● **Task requirements**
For the entries that follow, say how many lines hold the string "this", with nothing else in the reply.

● **Task inputs**
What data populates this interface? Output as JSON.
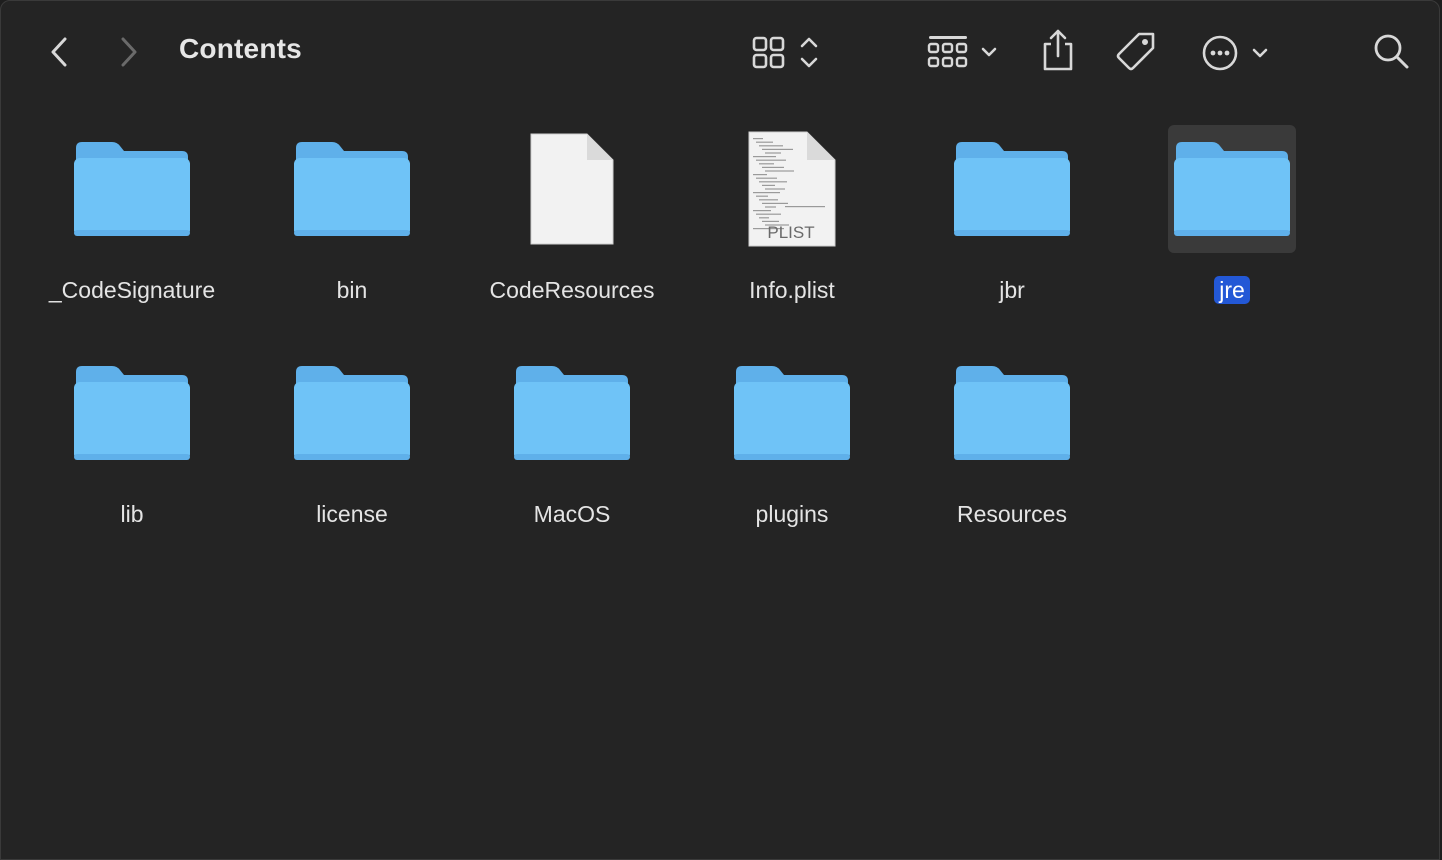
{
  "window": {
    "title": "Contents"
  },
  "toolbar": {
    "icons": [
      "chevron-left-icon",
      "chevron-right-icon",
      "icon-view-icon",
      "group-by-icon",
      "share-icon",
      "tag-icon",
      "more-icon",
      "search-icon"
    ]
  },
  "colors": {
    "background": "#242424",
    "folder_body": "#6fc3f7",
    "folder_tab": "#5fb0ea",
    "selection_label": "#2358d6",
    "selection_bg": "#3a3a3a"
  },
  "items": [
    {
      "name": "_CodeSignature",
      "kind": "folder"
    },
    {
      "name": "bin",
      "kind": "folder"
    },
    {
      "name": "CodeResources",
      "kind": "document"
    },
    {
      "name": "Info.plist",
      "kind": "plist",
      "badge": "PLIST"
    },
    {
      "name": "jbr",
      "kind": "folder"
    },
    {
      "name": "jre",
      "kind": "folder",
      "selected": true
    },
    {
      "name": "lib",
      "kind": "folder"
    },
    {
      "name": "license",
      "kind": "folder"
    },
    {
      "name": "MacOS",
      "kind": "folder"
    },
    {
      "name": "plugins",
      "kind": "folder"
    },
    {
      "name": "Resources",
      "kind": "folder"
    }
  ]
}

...

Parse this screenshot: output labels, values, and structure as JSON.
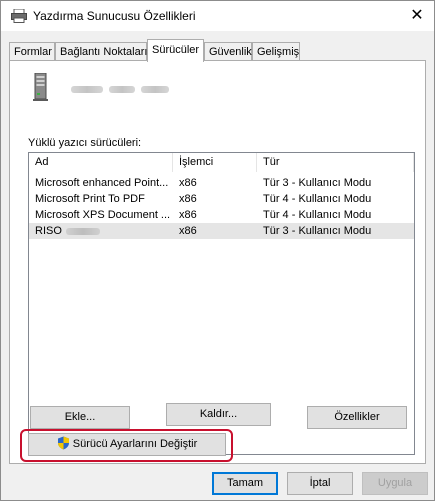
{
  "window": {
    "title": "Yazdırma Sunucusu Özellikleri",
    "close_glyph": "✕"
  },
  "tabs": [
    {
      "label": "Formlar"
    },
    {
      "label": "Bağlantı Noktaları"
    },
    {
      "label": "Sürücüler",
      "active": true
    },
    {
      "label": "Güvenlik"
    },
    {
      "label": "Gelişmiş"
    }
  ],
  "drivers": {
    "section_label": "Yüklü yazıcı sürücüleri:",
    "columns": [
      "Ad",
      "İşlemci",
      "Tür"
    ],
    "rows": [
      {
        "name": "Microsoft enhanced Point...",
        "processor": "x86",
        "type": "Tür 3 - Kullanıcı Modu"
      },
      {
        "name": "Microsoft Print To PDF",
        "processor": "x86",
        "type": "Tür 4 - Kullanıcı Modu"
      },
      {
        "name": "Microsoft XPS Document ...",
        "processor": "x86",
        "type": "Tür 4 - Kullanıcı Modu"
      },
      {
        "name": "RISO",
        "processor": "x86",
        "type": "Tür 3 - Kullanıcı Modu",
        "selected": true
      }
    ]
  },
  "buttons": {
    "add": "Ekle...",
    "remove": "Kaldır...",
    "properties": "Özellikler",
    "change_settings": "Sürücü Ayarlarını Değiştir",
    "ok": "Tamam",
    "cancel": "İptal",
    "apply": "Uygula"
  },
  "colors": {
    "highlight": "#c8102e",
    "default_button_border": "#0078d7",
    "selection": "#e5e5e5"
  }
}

● **Exercise solution**
2